EU energy ministers reached an agreement over a bloc-wide gas price cap on December 19 following months of contentious political negotiations. The cap comes into effect from February 15, 2023, for a period of one year and will trigger on two conditions. First, prices on the Dutch TTF’s front-month contract must exceed €180/MWh ($191/MWh) for three days, and second, the TTF front-month price must also be at least €35/MWh ($37/MWh) higher than a reference LNG price for at least three days.
Once triggered, the cap will prevent countries from purchasing front-month to front-year contracts on the TTF that are priced more than €35/MWh ($37/MWh) higher than the reference LNG price for 20 working days.
The price cap of €180/MWh is far lower than the €275/MWh trigger initially suggested by the European Union. The revised measure received support from nearly all EU member states including Germany, which supported the cap after energy ministers agreed to attach the cap trigger to LNG prices.
While the price cap was never aimed at halting the movement of seaborne Russian oil products completely, less than 48 hours after the price cap kicked in more than 20 ships carrying oil products were forced to wait for new insurance clearance by Turkish authorities before being allowed to continue their journeys, underlying the risk of unintended consequences of price caps on global energy markets.
Production disruptions on the rise again as cold snap arrives in Europe
As temperatures have dropped in many parts of Europe since the beginning of December, the number of energy-related production disruptions has been rising again, particularly in metalworking and other energy intensive-industries.
The food-making industry is also seeing production impacts as temperatures throughout the continent continue to drop
With cold air flowing into Europe during the past several weeks, December temperatures so far average 1-5 degrees Celsius colder than normal across much of central and northern Europe. As a result, Europe’s population-weighted heating demand has become anomalously high for December and the highest so far this heating season, with gas storage levels across the EU declining by 7.42% since the beginning of the month. The recent increase in heating demand contrasts with the start of the heating season (late October and November), which featured unusually warm conditions and exceptionally low heating requirements. Hence, temperatures and the impact on winter heating demand have been extremely variable so far this season.
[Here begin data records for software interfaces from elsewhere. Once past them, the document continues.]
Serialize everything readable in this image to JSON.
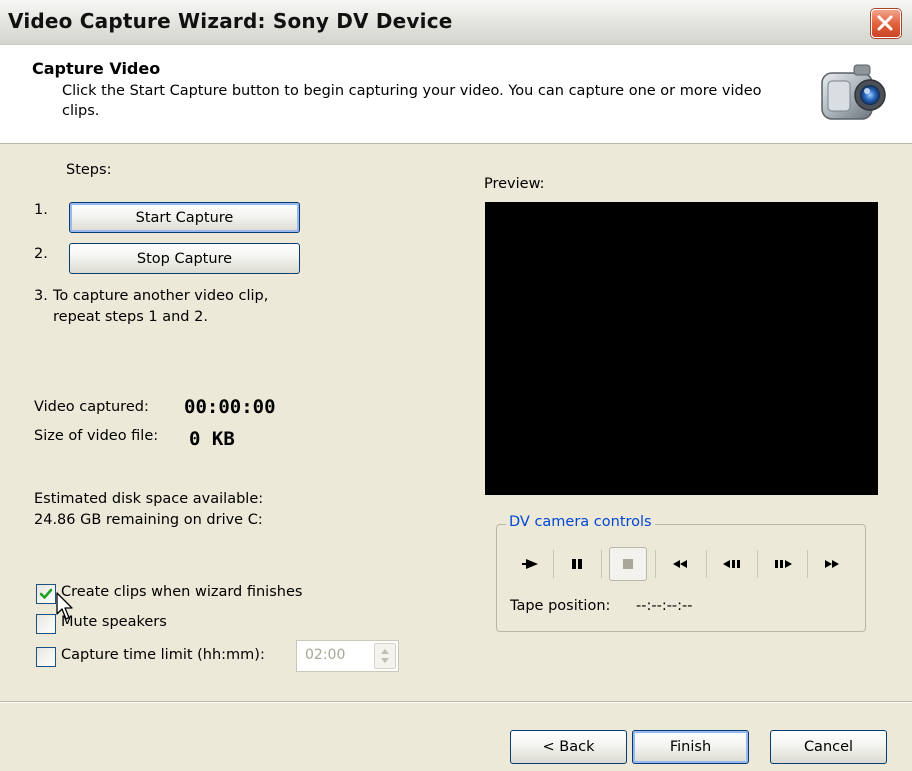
{
  "window": {
    "title": "Video Capture Wizard: Sony DV Device"
  },
  "header": {
    "title": "Capture Video",
    "description": "Click the Start Capture button to begin capturing your video. You can capture one or more video clips."
  },
  "steps": {
    "label": "Steps:",
    "step1_num": "1.",
    "step1_button": "Start Capture",
    "step2_num": "2.",
    "step2_button": "Stop Capture",
    "step3_num": "3.",
    "step3_text_line1": "To capture another video clip,",
    "step3_text_line2": "repeat steps 1 and 2."
  },
  "stats": {
    "video_captured_label": "Video captured:",
    "video_captured_value": "00:00:00",
    "file_size_label": "Size of video file:",
    "file_size_value": "0 KB",
    "disk_label": "Estimated disk space available:",
    "disk_value": "24.86 GB remaining on drive C:"
  },
  "options": {
    "create_clips_label": "Create clips when wizard finishes",
    "create_clips_checked": true,
    "mute_label": "Mute speakers",
    "mute_checked": false,
    "time_limit_label": "Capture time limit (hh:mm):",
    "time_limit_checked": false,
    "time_limit_value": "02:00"
  },
  "preview": {
    "label": "Preview:"
  },
  "dv_controls": {
    "group_label": "DV camera controls",
    "buttons": [
      "play-icon",
      "pause-icon",
      "stop-icon",
      "rewind-icon",
      "step-back-icon",
      "step-forward-icon",
      "fast-forward-icon"
    ],
    "tape_position_label": "Tape position:",
    "tape_position_value": "--:--:--:--"
  },
  "footer": {
    "back_label": "< Back",
    "finish_label": "Finish",
    "cancel_label": "Cancel"
  },
  "colors": {
    "group_label": "#0046d5",
    "dialog_bg": "#ece9d8",
    "preview_bg": "#000000"
  }
}
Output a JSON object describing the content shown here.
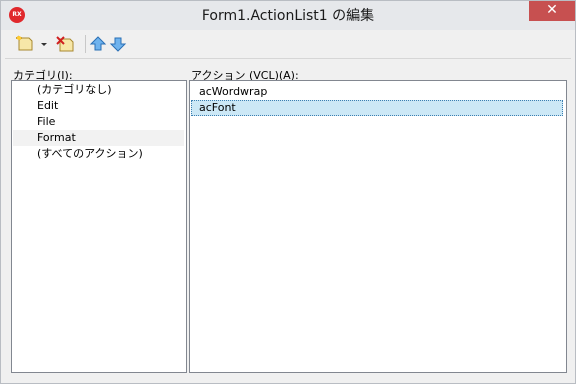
{
  "window": {
    "title": "Form1.ActionList1 の編集",
    "app_icon_text": "RX",
    "close_glyph": "✕"
  },
  "toolbar": {
    "buttons": [
      "new-action-icon",
      "dropdown-arrow-icon",
      "delete-action-icon",
      "move-up-icon",
      "move-down-icon"
    ]
  },
  "categories": {
    "label": "カテゴリ(I):",
    "items": [
      "(カテゴリなし)",
      "Edit",
      "File",
      "Format",
      "(すべてのアクション)"
    ],
    "selected_index": 3
  },
  "actions": {
    "label": "アクション (VCL)(A):",
    "items": [
      "acWordwrap",
      "acFont"
    ],
    "selected_index": 1
  },
  "colors": {
    "selection_bg": "#cce8f6",
    "close_button": "#c75050",
    "arrow_blue": "#3b8fd9"
  }
}
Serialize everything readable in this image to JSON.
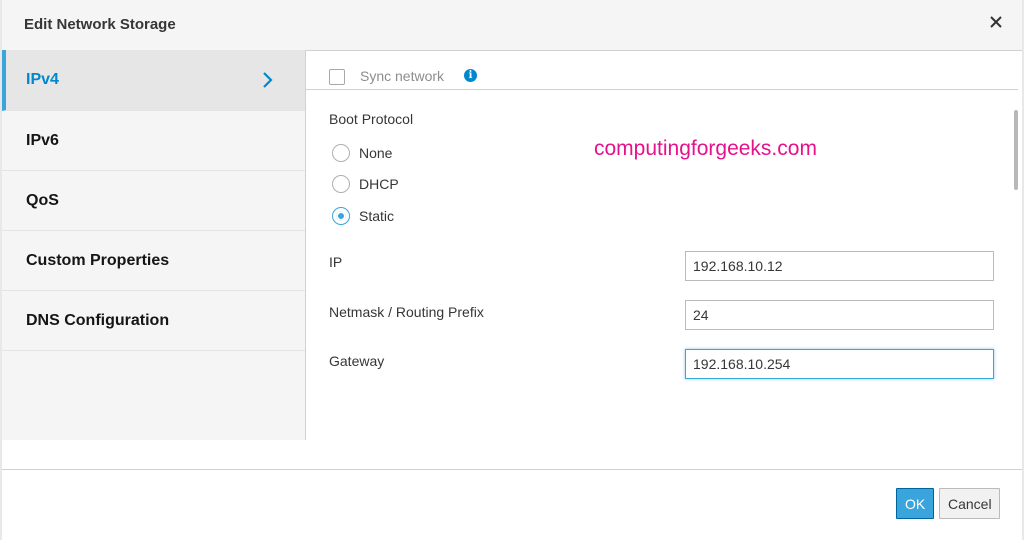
{
  "dialog": {
    "title": "Edit Network Storage",
    "close_icon": "close-icon"
  },
  "sidebar": {
    "items": [
      {
        "label": "IPv4",
        "active": true
      },
      {
        "label": "IPv6",
        "active": false
      },
      {
        "label": "QoS",
        "active": false
      },
      {
        "label": "Custom Properties",
        "active": false
      },
      {
        "label": "DNS Configuration",
        "active": false
      }
    ],
    "active_icon": "chevron-right-icon"
  },
  "form": {
    "sync_network": {
      "label": "Sync network",
      "checked": false,
      "info_icon": "info-icon"
    },
    "boot_protocol": {
      "label": "Boot Protocol",
      "options": [
        "None",
        "DHCP",
        "Static"
      ],
      "selected": "Static"
    },
    "ip": {
      "label": "IP",
      "value": "192.168.10.12"
    },
    "netmask": {
      "label": "Netmask / Routing Prefix",
      "value": "24"
    },
    "gateway": {
      "label": "Gateway",
      "value": "192.168.10.254"
    }
  },
  "watermark": "computingforgeeks.com",
  "footer": {
    "ok_label": "OK",
    "cancel_label": "Cancel"
  },
  "colors": {
    "accent": "#39a5dc",
    "active_text": "#0088ce",
    "watermark": "#e6128c"
  }
}
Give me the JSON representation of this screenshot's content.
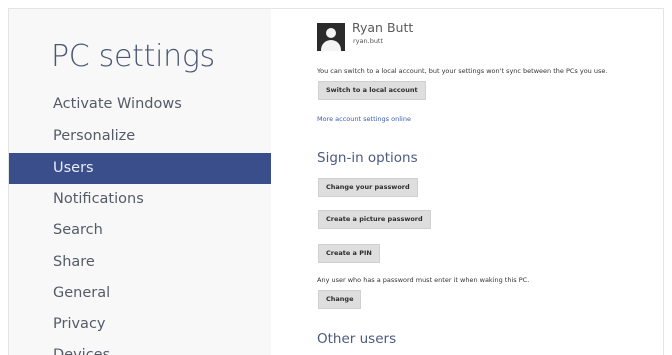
{
  "left": {
    "title": "PC settings",
    "nav": [
      {
        "label": "Activate Windows",
        "selected": false
      },
      {
        "label": "Personalize",
        "selected": false
      },
      {
        "label": "Users",
        "selected": true
      },
      {
        "label": "Notifications",
        "selected": false
      },
      {
        "label": "Search",
        "selected": false
      },
      {
        "label": "Share",
        "selected": false
      },
      {
        "label": "General",
        "selected": false
      },
      {
        "label": "Privacy",
        "selected": false
      },
      {
        "label": "Devices",
        "selected": false
      }
    ]
  },
  "account": {
    "name": "Ryan Butt",
    "id": "ryan.butt",
    "switch_note": "You can switch to a local account, but your settings won't sync between the PCs you use.",
    "switch_button": "Switch to a local account",
    "more_link": "More account settings online"
  },
  "signin": {
    "heading": "Sign-in options",
    "change_password_button": "Change your password",
    "picture_password_button": "Create a picture password",
    "pin_button": "Create a PIN",
    "waking_note": "Any user who has a password must enter it when waking this PC.",
    "change_button": "Change"
  },
  "other_users": {
    "heading": "Other users"
  },
  "colors": {
    "selected_nav": "#3a4e8c",
    "title": "#4a5673",
    "link": "#3a5db0"
  }
}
Countries experiencing more than a 10% drop in gas storage levels because of the recent cold snap include Belgium, France, Sweden, and the United Kingdom. These countries remain at risk of power outages later this winter if unusually cold weather returns for a prolonged period
Despite the decline in gas stores, the overall energy outlook for the continent continues to remain bullish thanks in large part due to rising LNG imports which reached a record monthly high of 11.4 million tons by the first week of December. LNG supplies to the continent are also expected to receive a boost after Germany opened the country’s first floating storage and regasification terminal for LNG in Wilhelmshaven on December 15.
Meanwhile, the energy situation in France is also set to improve as three of the country’s nuclear reactors have begun ramping up output following maintenance repairs. Pressure on gas storage levels should also ease in the short term due to a forecasted increase in wind power generation as well as milder winter temperatures heading into the Christmas week.
European energy supplies will begin to drop in the coming weeks as the heating season continues. The continent’s ability to make it through the winter season without gas rationing remains largely dependent on the winter weather as well as the ability of EU countries to achieve vital energy savings targets.
The recent cold in December has caused snow cover to expand across northern Europe and the Alps within the colder pattern to the north. For this time of season, the snow extent is near normal, with the highest snow depths in the Alps, Scandinavia, and the Baltic Countries.
In terms of the temperature outlook, the more anomalous cold will ease as temperatures become more variable across Europe through the Christmas and New Year’s holiday weekends. Thus, the recent spike in heating demand and energy consumption will be coming to an end.
When averaging out temperatures during the next 15 days, readings will be slightly warmer than normal across central and southern Europe. We do not see any signs for major cold or additional heating demand spikes returning to Europe over the next several weeks.